- Required work -
Which lines of the records below contain the word "scissors"? Copy each of them out.

────────

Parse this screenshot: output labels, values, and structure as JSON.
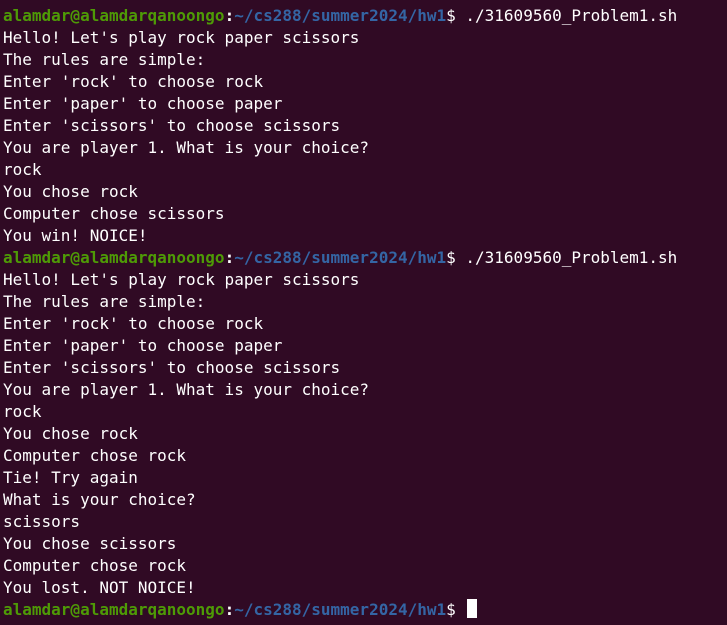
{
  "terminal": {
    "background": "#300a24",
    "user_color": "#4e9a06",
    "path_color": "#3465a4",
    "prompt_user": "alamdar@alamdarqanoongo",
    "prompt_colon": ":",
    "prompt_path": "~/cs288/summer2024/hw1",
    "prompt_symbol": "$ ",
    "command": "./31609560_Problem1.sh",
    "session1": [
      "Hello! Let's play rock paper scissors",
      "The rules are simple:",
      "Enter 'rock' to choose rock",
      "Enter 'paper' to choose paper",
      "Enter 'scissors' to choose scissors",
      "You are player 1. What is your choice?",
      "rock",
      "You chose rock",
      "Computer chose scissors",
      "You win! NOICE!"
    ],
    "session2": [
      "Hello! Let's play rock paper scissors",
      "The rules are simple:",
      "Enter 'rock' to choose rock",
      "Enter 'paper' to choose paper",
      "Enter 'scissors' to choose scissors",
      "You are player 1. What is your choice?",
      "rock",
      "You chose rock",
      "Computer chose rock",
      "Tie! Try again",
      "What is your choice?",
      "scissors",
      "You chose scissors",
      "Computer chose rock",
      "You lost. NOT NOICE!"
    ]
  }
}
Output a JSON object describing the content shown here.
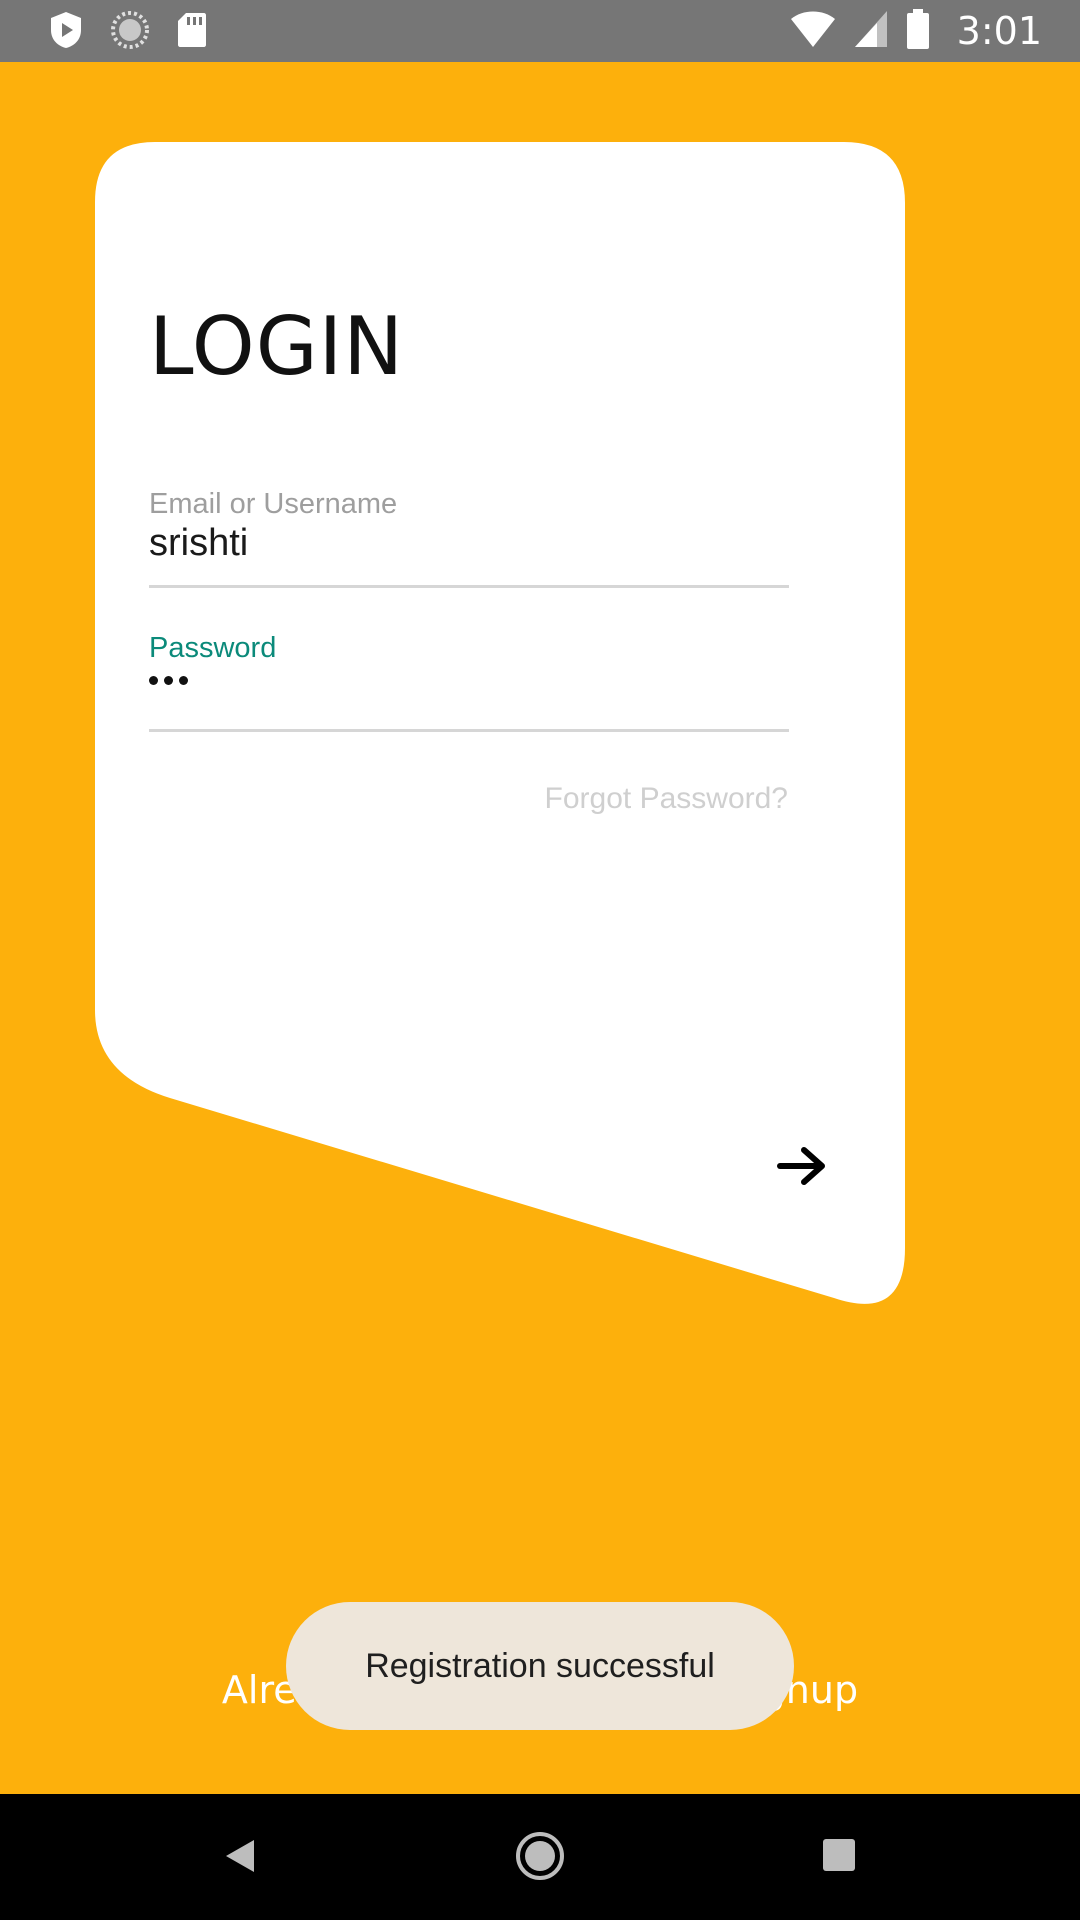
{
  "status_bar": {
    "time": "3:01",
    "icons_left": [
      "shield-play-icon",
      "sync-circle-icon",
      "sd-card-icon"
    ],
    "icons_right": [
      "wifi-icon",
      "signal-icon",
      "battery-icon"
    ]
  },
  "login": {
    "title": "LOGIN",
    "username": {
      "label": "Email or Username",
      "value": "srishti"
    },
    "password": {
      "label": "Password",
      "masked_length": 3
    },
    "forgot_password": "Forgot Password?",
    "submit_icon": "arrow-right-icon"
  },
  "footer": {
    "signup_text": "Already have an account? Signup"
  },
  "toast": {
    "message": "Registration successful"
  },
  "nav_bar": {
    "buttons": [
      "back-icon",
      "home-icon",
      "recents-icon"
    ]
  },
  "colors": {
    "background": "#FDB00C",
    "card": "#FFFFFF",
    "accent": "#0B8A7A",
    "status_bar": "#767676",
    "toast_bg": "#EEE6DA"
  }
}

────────

- Exercise response -
      "Hello! Let's play rock paper scissors",
      "Enter 'scissors' to choose scissors",
      "Computer chose scissors",
      "Hello! Let's play rock paper scissors",
      "Enter 'scissors' to choose scissors",
      "scissors",
      "You chose scissors",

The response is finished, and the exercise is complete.